Finally, the Ninth Circuit addressed Blixseth’s argument that the bankruptcy court lacked authority when it decided his claims against Brown. Brown asserted that Blixseth consented to the court’s authority, but there was no express consent and, in fact, Blixseth sought through his motion to litigate in district court. Further, Blixseth argued that the bankruptcy court exceeded its authority under Stern v. Marshall, 564 U.S. 462 (2011), which prohibits bankruptcy courts from adjudicating common law claims that are not constitutionally core to bankruptcy. However, the Ninth Circuit found that because Barton claims necessarily “stem from the bankruptcy itself,” Stern does not preclude bankruptcy courts from adjudicating such claims. The court ultimately remanded the case to the bankruptcy court to determine whether, with respect to Blixseth’s claims based on Brown’s postpetition conduct, Brown acted within the scope of his authority and with proper disclosures and, therefore, was entitled to derived judicial immunity for his acts as UCC chair.

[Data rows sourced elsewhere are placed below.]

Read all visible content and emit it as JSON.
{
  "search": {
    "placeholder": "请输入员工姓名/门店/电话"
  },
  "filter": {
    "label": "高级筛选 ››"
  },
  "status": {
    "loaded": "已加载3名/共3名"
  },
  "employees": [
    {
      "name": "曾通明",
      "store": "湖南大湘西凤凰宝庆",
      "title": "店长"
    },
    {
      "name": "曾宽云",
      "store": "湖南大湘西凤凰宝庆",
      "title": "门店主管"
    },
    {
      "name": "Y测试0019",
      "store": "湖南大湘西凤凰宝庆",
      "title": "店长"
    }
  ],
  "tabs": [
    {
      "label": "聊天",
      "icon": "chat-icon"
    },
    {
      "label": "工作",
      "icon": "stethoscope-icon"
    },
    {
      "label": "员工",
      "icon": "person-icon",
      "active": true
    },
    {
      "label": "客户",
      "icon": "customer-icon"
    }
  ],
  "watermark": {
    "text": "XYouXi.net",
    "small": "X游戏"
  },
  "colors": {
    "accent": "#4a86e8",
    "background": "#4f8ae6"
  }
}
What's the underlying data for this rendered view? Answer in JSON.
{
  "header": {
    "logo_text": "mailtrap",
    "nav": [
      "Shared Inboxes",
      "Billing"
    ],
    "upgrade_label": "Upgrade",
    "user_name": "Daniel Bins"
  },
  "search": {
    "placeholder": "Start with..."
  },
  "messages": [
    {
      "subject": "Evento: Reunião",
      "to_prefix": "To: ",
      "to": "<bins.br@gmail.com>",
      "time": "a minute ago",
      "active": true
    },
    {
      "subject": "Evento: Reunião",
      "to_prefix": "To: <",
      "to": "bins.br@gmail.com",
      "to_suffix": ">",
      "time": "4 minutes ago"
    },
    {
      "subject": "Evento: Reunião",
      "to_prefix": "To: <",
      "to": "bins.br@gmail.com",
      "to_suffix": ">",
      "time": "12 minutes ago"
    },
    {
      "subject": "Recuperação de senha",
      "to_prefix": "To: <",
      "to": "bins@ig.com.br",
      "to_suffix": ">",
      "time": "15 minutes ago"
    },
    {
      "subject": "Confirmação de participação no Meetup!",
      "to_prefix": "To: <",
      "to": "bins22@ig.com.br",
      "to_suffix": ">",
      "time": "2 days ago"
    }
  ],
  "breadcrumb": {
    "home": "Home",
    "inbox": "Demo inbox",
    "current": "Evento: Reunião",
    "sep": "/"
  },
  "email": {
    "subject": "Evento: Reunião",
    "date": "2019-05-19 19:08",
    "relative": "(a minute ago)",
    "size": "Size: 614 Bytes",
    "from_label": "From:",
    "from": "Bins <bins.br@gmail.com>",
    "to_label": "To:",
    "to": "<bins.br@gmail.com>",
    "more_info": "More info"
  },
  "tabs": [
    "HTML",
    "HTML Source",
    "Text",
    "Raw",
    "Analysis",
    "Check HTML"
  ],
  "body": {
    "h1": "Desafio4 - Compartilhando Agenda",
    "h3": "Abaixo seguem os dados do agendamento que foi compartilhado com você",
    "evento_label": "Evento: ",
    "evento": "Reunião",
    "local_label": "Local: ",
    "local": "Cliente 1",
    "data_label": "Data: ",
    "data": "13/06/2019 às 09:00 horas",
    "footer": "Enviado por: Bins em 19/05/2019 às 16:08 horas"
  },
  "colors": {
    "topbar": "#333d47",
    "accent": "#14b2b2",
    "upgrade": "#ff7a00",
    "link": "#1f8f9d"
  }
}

Though its facts are unique, this Ninth Circuit decision sets an important precedent by expressly extending the protections of Barton to members of creditors’ committees. A committee can play an important role in a chapter 11 case—supervising the actions of the debtor in possession, investigating the debtor’s business and financial affairs, participating in the plan process, and otherwise advocating on behalf of all of the unsecured creditors. In some cases, a committee may be the only party with an economic interest in the case actively participating to ensure that the debtor is held accountable and is acting in the best interests of the estate. Accordingly, it makes sense to afford to committee members the same protections from suit in an outside forum afforded to trustees. A contrary decision would, as the court observed, chill committee actions. More than that, a contrary decision could dissuade creditors considering participation on a committee from doing so, which could ultimately detriment the bankruptcy system by minimizing the involvement of committees. This decision, however, should give comfort to creditors willing to serve as members of committees that their actions, if properly disclosed and authorized, will be subject to derived judicial immunity as well as protection from suit in an outside court pursuant to the Bartondoctrine—the same important protections long enjoyed by trustees.
These materials were written by Zev Shechtman of Danning, Gill, Diamond & Kollitz, LLP, in Los Angeles (ZShechtman@dgdk.com). Editorial contributions were provided by Kyra E. Andrassy of Smiley Wang-Ekvall, LLP in Costa Mesa.
Thank you for your continued support of the Committee.
Insolvency Law Committee
Asa S. Hami
SulmeyerKupetz, A Professional Corporation
Macdonald Fernandez LLP
Radmila A. Fulton
Law Offices Radmila A. Fulton
John N. Tedford, IV
Danning, Gill, Diamond & Kollitz, LLP